A new feature of Wi-Fi could help people find both each other and things nearby, without even being near a hotspot.
The group that puts the Wi-Fi badge on phones, laptops and countless other gadgets is now starting to certify products for Wi-Fi Aware, a way for apps to make their presence known to devices nearby. Because it's peer to peer, the system works anywhere there's more than one Wi-Fi Aware device.
For example, if two people have the same game on their phones, the game could use Wi-Fi Aware to figure out that they're in the same room and let them play against each other. Or a device near a painting in the basement of a museum could automatically send information about the art to visitors walking by.
Because it works two ways, Wi-Fi Aware can even carry simple conversations between devices. For example, it's already possible for an airline app to make a boarding pass pop up on the phone when the user nears a security checkpoint. With Wi-Fi Aware, that app could ask the checkpoint how long the wait is and whether there's a faster line, such as a frequent-flier line, that's currently available.
The new system provides a way to do all this between devices instead of over a network, using brief messages that are more efficient than full-blown Wi-Fi in terms of power and data. Once the devices have found each other and exchanged information about a service, they can start carrying on a full Wi-Fi session if there's a network nearby. That session can include high-definition video, gaming or other content.
Automatic service discovery can make it easier to take advantage of things and services nearby, said Farpoint Group analyst Craig Mathias. It's been available for years with Apple's Bonjour protocol, which has also been made available for Windows machines. It's likely even more people will use Wi-Fi Aware because it comes from the group behind the nearly ubiquitous wireless LAN system, Mathias said.
"This could have enormous applications in singles bars on Friday night," he said.

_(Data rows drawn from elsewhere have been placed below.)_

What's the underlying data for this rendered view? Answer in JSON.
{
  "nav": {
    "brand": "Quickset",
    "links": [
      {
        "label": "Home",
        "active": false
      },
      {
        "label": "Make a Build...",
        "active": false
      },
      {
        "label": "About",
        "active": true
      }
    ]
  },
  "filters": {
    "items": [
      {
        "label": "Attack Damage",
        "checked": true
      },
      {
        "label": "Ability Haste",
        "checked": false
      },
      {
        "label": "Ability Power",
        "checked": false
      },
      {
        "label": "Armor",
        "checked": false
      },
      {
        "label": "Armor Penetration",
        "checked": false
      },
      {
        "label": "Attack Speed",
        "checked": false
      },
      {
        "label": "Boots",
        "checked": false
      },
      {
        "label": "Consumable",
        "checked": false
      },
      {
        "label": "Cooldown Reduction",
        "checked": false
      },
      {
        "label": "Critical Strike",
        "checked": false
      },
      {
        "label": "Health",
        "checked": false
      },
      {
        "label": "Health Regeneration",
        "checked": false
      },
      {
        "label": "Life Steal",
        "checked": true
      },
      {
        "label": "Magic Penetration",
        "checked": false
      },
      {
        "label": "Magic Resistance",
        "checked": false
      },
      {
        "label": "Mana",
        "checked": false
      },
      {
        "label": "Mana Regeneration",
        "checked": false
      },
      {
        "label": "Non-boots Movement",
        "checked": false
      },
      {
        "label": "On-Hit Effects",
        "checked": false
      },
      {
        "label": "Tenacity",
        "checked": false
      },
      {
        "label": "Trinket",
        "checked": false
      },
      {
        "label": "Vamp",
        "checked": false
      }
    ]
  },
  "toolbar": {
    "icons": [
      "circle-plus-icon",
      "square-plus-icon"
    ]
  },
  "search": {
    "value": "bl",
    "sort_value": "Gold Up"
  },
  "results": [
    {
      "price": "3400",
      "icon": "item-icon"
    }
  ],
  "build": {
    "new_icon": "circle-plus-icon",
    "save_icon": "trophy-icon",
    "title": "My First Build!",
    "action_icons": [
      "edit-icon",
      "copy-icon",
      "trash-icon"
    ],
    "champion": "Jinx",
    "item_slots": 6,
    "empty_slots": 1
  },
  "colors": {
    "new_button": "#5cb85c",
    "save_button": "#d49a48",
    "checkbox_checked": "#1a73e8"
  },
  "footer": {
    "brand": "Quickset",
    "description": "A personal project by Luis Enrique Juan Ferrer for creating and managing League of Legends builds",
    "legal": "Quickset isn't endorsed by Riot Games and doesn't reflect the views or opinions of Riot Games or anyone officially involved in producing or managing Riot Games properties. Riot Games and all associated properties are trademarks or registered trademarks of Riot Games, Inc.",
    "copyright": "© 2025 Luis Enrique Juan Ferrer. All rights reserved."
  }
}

Retail stores and content providers will determine how successful Wi-Fi Aware is, 451 Research analyst Rich Karpinski said. If they adopt the technology to reach consumers, it will probably catch on, he said.
Most apps that use location today get it from some combination of GPS, cell site and Wi-Fi hotspot information. Usually they need to process and exchange that information in the cloud, which introduces delays, said Kevin Robinson, director of program marketing at the Wi-Fi Alliance. Wi-Fi Aware can work faster because it's based on local communication, he said. That could mean knowing that a friend is nearby when they actually are instead of finding out half an hour later.
Here's how the system works: A device's Wi-Fi radio sends tiny messages over its normal frequencies, looking for other Wi-Fi Aware devices and services within normal Wi-Fi range. When multiple devices with the technology find each other, they form clusters that share a "heartbeat" that determines when the radio goes to sleep and when it wakes up to communicate with the others. The heartbeat saves the devices from having to constantly send out messages, which could drain their batteries.
Consumers will use Wi-Fi Aware through applications and will only advertise their presence or look for services if they opt in, Robinson said. Apps can encrypt the data they send over Wi-Fi Aware, he said.
There might be a way for someone to spoof a Wi-Fi Aware device so apps will communicate with it, but the system wouldn't make users much more unsafe than they already are, Farpoint's Mathias said.
"Until we build secure operating systems, nothing matters," he said. "This is not a greater threat in and of itself."
All most people will need to start experiencing Wi-Fi Aware is a firmware upgrade and an app that uses it, Robinson said. It'll be up to device makers to make those firmware upgrades available and build future products with Wi-Fi Aware parts. The Alliance has so far certified hardware components from Broadcom, Intel, Marvell and Realtek to work with the technology.